━━━ RECORD EXCERPTS ━━━

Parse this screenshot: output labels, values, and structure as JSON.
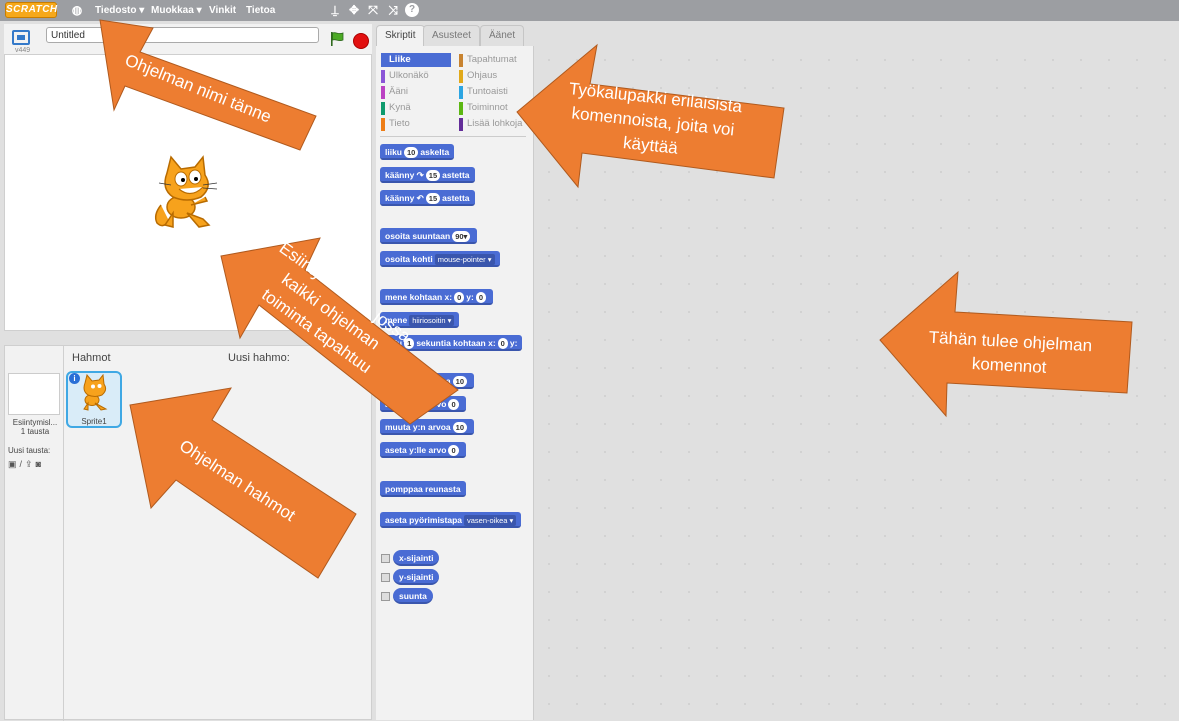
{
  "menubar": {
    "logo": "SCRATCH",
    "items": [
      "Tiedosto ▾",
      "Muokkaa ▾",
      "Vinkit",
      "Tietoa"
    ],
    "tool_icons": [
      "globe-icon",
      "stamp-icon",
      "grow-icon",
      "expand-icon",
      "shrink-icon",
      "help-icon"
    ]
  },
  "stage": {
    "version": "v449",
    "project_title": "Untitled"
  },
  "sprites_pane": {
    "header": "Hahmot",
    "new_sprite": "Uusi hahmo:",
    "stage_name": "Esiintymisl...",
    "stage_backdrops": "1 tausta",
    "new_backdrop": "Uusi tausta:",
    "sprite_name": "Sprite1"
  },
  "tabs": [
    "Skriptit",
    "Asusteet",
    "Äänet"
  ],
  "categories_left": [
    {
      "label": "Liike",
      "color": "#4a6cd4"
    },
    {
      "label": "Ulkonäkö",
      "color": "#8a55d7"
    },
    {
      "label": "Ääni",
      "color": "#bb42c3"
    },
    {
      "label": "Kynä",
      "color": "#0e9a6c"
    },
    {
      "label": "Tieto",
      "color": "#ee7d16"
    }
  ],
  "categories_right": [
    {
      "label": "Tapahtumat",
      "color": "#c88330"
    },
    {
      "label": "Ohjaus",
      "color": "#e1a91a"
    },
    {
      "label": "Tuntoaisti",
      "color": "#2ca5e2"
    },
    {
      "label": "Toiminnot",
      "color": "#5cb712"
    },
    {
      "label": "Lisää lohkoja",
      "color": "#632d99"
    }
  ],
  "blocks": {
    "b1a": "liiku",
    "b1n": "10",
    "b1b": "askelta",
    "b2a": "käänny ↷",
    "b2n": "15",
    "b2b": "astetta",
    "b3a": "käänny ↶",
    "b3n": "15",
    "b3b": "astetta",
    "b4a": "osoita suuntaan",
    "b4d": "90▾",
    "b5a": "osoita kohti",
    "b5d": "mouse-pointer ▾",
    "b6a": "mene kohtaan x:",
    "b6n1": "0",
    "b6b": "y:",
    "b6n2": "0",
    "b7a": "mene",
    "b7d": "hiiriosoitin ▾",
    "b8a": "liu'u",
    "b8n1": "1",
    "b8b": "sekuntia kohtaan x:",
    "b8n2": "0",
    "b8c": "y:",
    "b9a": "muuta x:n arvoa",
    "b9n": "10",
    "b10a": "aseta x:lle arvo",
    "b10n": "0",
    "b11a": "muuta y:n arvoa",
    "b11n": "10",
    "b12a": "aseta y:lle arvo",
    "b12n": "0",
    "b13a": "pomppaa reunasta",
    "b14a": "aseta pyörimistapa",
    "b14d": "vasen-oikea ▾",
    "r1": "x-sijainti",
    "r2": "y-sijainti",
    "r3": "suunta"
  },
  "annotations": {
    "a1": "Ohjelman nimi tänne",
    "a2_l1": "Työkalupakki erilaisista",
    "a2_l2": "komennoista, joita voi",
    "a2_l3": "käyttää",
    "a3_l1": "Esiintymislava, jossa",
    "a3_l2": "kaikki ohjelman",
    "a3_l3": "toiminta tapahtuu",
    "a4": "Ohjelman hahmot",
    "a5_l1": "Tähän tulee ohjelman",
    "a5_l2": "komennot"
  },
  "colors": {
    "accent": "#ed7d31",
    "motion": "#4a6cd4"
  }
}
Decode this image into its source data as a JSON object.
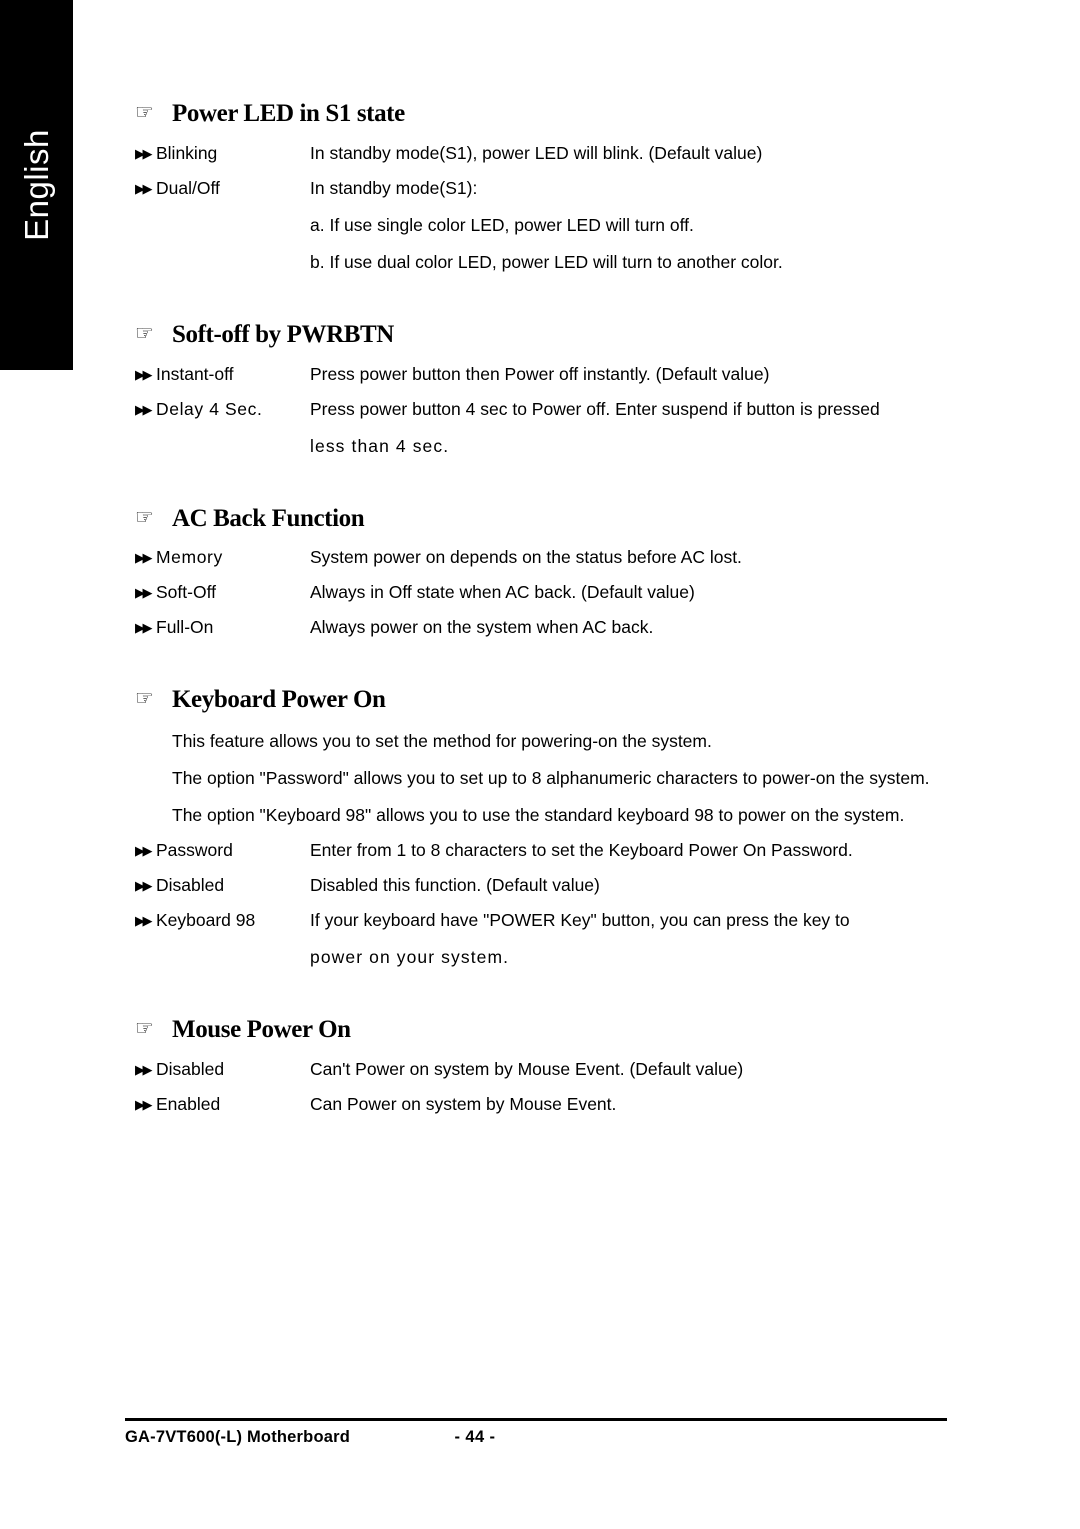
{
  "language_tab": {
    "label": "English"
  },
  "icons": {
    "hand": "☞",
    "double_triangle": "▶▶"
  },
  "sections": [
    {
      "id": "power-led-s1",
      "heading": "Power LED in S1 state",
      "options": [
        {
          "label": "Blinking",
          "desc": "In standby mode(S1), power LED will blink. (Default value)",
          "cont": []
        },
        {
          "label": "Dual/Off",
          "desc": "In standby mode(S1):",
          "cont": [
            "a. If use single color LED, power LED will turn off.",
            "b. If use dual color LED, power LED will turn to another color."
          ]
        }
      ],
      "paragraphs": []
    },
    {
      "id": "soft-off-pwrbtn",
      "heading": "Soft-off by PWRBTN",
      "options": [
        {
          "label": "Instant-off",
          "desc": "Press power button then Power off instantly. (Default value)",
          "cont": []
        },
        {
          "label": "Delay 4 Sec.",
          "desc": "Press power button 4 sec to Power off. Enter suspend if button is pressed",
          "cont": [
            "less than 4 sec."
          ]
        }
      ],
      "paragraphs": []
    },
    {
      "id": "ac-back-function",
      "heading": "AC Back Function",
      "options": [
        {
          "label": "Memory",
          "desc": "System power on depends on the status before AC lost.",
          "cont": []
        },
        {
          "label": "Soft-Off",
          "desc": "Always in Off state when AC back. (Default value)",
          "cont": []
        },
        {
          "label": "Full-On",
          "desc": "Always power on the system when AC back.",
          "cont": []
        }
      ],
      "paragraphs": []
    },
    {
      "id": "keyboard-power-on",
      "heading": "Keyboard Power On",
      "paragraphs": [
        "This feature allows you to set the method for powering-on the system.",
        "The option \"Password\" allows you to set up to 8 alphanumeric characters to power-on the system.",
        "The option \"Keyboard 98\" allows you to use the standard keyboard 98 to power on the system."
      ],
      "options": [
        {
          "label": "Password",
          "desc": "Enter from 1 to 8 characters to set the Keyboard Power On Password.",
          "cont": []
        },
        {
          "label": "Disabled",
          "desc": "Disabled this function. (Default value)",
          "cont": []
        },
        {
          "label": "Keyboard 98",
          "desc": "If your keyboard have \"POWER Key\" button, you can press the key to",
          "cont": [
            "power on your system."
          ]
        }
      ]
    },
    {
      "id": "mouse-power-on",
      "heading": "Mouse Power On",
      "paragraphs": [],
      "options": [
        {
          "label": "Disabled",
          "desc": "Can't Power on system by Mouse Event. (Default value)",
          "cont": []
        },
        {
          "label": "Enabled",
          "desc": "Can Power on system by Mouse Event.",
          "cont": []
        }
      ]
    }
  ],
  "footer": {
    "product": "GA-7VT600(-L) Motherboard",
    "page_number": "- 44 -"
  }
}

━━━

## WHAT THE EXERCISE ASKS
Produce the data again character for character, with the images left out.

## EXERCISE OUTPUT
Parse this screenshot: output labels, values, and structure as JSON.
{
  "menubar": {
    "logo": "SCRATCH",
    "items": [
      "Tiedosto ▾",
      "Muokkaa ▾",
      "Vinkit",
      "Tietoa"
    ],
    "tool_icons": [
      "globe-icon",
      "stamp-icon",
      "grow-icon",
      "expand-icon",
      "shrink-icon",
      "help-icon"
    ]
  },
  "stage": {
    "version": "v449",
    "project_title": "Untitled"
  },
  "sprites_pane": {
    "header": "Hahmot",
    "new_sprite": "Uusi hahmo:",
    "stage_name": "Esiintymisl...",
    "stage_backdrops": "1 tausta",
    "new_backdrop": "Uusi tausta:",
    "sprite_name": "Sprite1"
  },
  "tabs": [
    "Skriptit",
    "Asusteet",
    "Äänet"
  ],
  "categories_left": [
    {
      "label": "Liike",
      "color": "#4a6cd4"
    },
    {
      "label": "Ulkonäkö",
      "color": "#8a55d7"
    },
    {
      "label": "Ääni",
      "color": "#bb42c3"
    },
    {
      "label": "Kynä",
      "color": "#0e9a6c"
    },
    {
      "label": "Tieto",
      "color": "#ee7d16"
    }
  ],
  "categories_right": [
    {
      "label": "Tapahtumat",
      "color": "#c88330"
    },
    {
      "label": "Ohjaus",
      "color": "#e1a91a"
    },
    {
      "label": "Tuntoaisti",
      "color": "#2ca5e2"
    },
    {
      "label": "Toiminnot",
      "color": "#5cb712"
    },
    {
      "label": "Lisää lohkoja",
      "color": "#632d99"
    }
  ],
  "blocks": {
    "b1a": "liiku",
    "b1n": "10",
    "b1b": "askelta",
    "b2a": "käänny ↷",
    "b2n": "15",
    "b2b": "astetta",
    "b3a": "käänny ↶",
    "b3n": "15",
    "b3b": "astetta",
    "b4a": "osoita suuntaan",
    "b4d": "90▾",
    "b5a": "osoita kohti",
    "b5d": "mouse-pointer ▾",
    "b6a": "mene kohtaan x:",
    "b6n1": "0",
    "b6b": "y:",
    "b6n2": "0",
    "b7a": "mene",
    "b7d": "hiiriosoitin ▾",
    "b8a": "liu'u",
    "b8n1": "1",
    "b8b": "sekuntia kohtaan x:",
    "b8n2": "0",
    "b8c": "y:",
    "b9a": "muuta x:n arvoa",
    "b9n": "10",
    "b10a": "aseta x:lle arvo",
    "b10n": "0",
    "b11a": "muuta y:n arvoa",
    "b11n": "10",
    "b12a": "aseta y:lle arvo",
    "b12n": "0",
    "b13a": "pomppaa reunasta",
    "b14a": "aseta pyörimistapa",
    "b14d": "vasen-oikea ▾",
    "r1": "x-sijainti",
    "r2": "y-sijainti",
    "r3": "suunta"
  },
  "annotations": {
    "a1": "Ohjelman nimi tänne",
    "a2_l1": "Työkalupakki erilaisista",
    "a2_l2": "komennoista, joita voi",
    "a2_l3": "käyttää",
    "a3_l1": "Esiintymislava, jossa",
    "a3_l2": "kaikki ohjelman",
    "a3_l3": "toiminta tapahtuu",
    "a4": "Ohjelman hahmot",
    "a5_l1": "Tähän tulee ohjelman",
    "a5_l2": "komennot"
  },
  "colors": {
    "accent": "#ed7d31",
    "motion": "#4a6cd4"
  }
}
Decode this image into its source data as a JSON object.
{
  "language_tab": {
    "label": "English"
  },
  "icons": {
    "hand": "☞",
    "double_triangle": "▶▶"
  },
  "sections": [
    {
      "id": "power-led-s1",
      "heading": "Power LED in S1 state",
      "options": [
        {
          "label": "Blinking",
          "desc": "In standby mode(S1), power LED will blink. (Default value)",
          "cont": []
        },
        {
          "label": "Dual/Off",
          "desc": "In standby mode(S1):",
          "cont": [
            "a. If use single color LED, power LED will turn off.",
            "b. If use dual color LED, power LED will turn to another color."
          ]
        }
      ],
      "paragraphs": []
    },
    {
      "id": "soft-off-pwrbtn",
      "heading": "Soft-off by PWRBTN",
      "options": [
        {
          "label": "Instant-off",
          "desc": "Press power button then Power off instantly. (Default value)",
          "cont": []
        },
        {
          "label": "Delay 4 Sec.",
          "desc": "Press power button 4 sec to Power off. Enter suspend if button is pressed",
          "cont": [
            "less than 4 sec."
          ]
        }
      ],
      "paragraphs": []
    },
    {
      "id": "ac-back-function",
      "heading": "AC Back Function",
      "options": [
        {
          "label": "Memory",
          "desc": "System power on depends on the status before AC lost.",
          "cont": []
        },
        {
          "label": "Soft-Off",
          "desc": "Always in Off state when AC back. (Default value)",
          "cont": []
        },
        {
          "label": "Full-On",
          "desc": "Always power on the system when AC back.",
          "cont": []
        }
      ],
      "paragraphs": []
    },
    {
      "id": "keyboard-power-on",
      "heading": "Keyboard Power On",
      "paragraphs": [
        "This feature allows you to set the method for powering-on the system.",
        "The option \"Password\" allows you to set up to 8 alphanumeric characters to power-on the system.",
        "The option \"Keyboard 98\" allows you to use the standard keyboard 98 to power on the system."
      ],
      "options": [
        {
          "label": "Password",
          "desc": "Enter from 1 to 8 characters to set the Keyboard Power On Password.",
          "cont": []
        },
        {
          "label": "Disabled",
          "desc": "Disabled this function. (Default value)",
          "cont": []
        },
        {
          "label": "Keyboard 98",
          "desc": "If your keyboard have \"POWER Key\" button, you can press the key to",
          "cont": [
            "power on your system."
          ]
        }
      ]
    },
    {
      "id": "mouse-power-on",
      "heading": "Mouse Power On",
      "paragraphs": [],
      "options": [
        {
          "label": "Disabled",
          "desc": "Can't Power on system by Mouse Event. (Default value)",
          "cont": []
        },
        {
          "label": "Enabled",
          "desc": "Can Power on system by Mouse Event.",
          "cont": []
        }
      ]
    }
  ],
  "footer": {
    "product": "GA-7VT600(-L) Motherboard",
    "page_number": "- 44 -"
  }
}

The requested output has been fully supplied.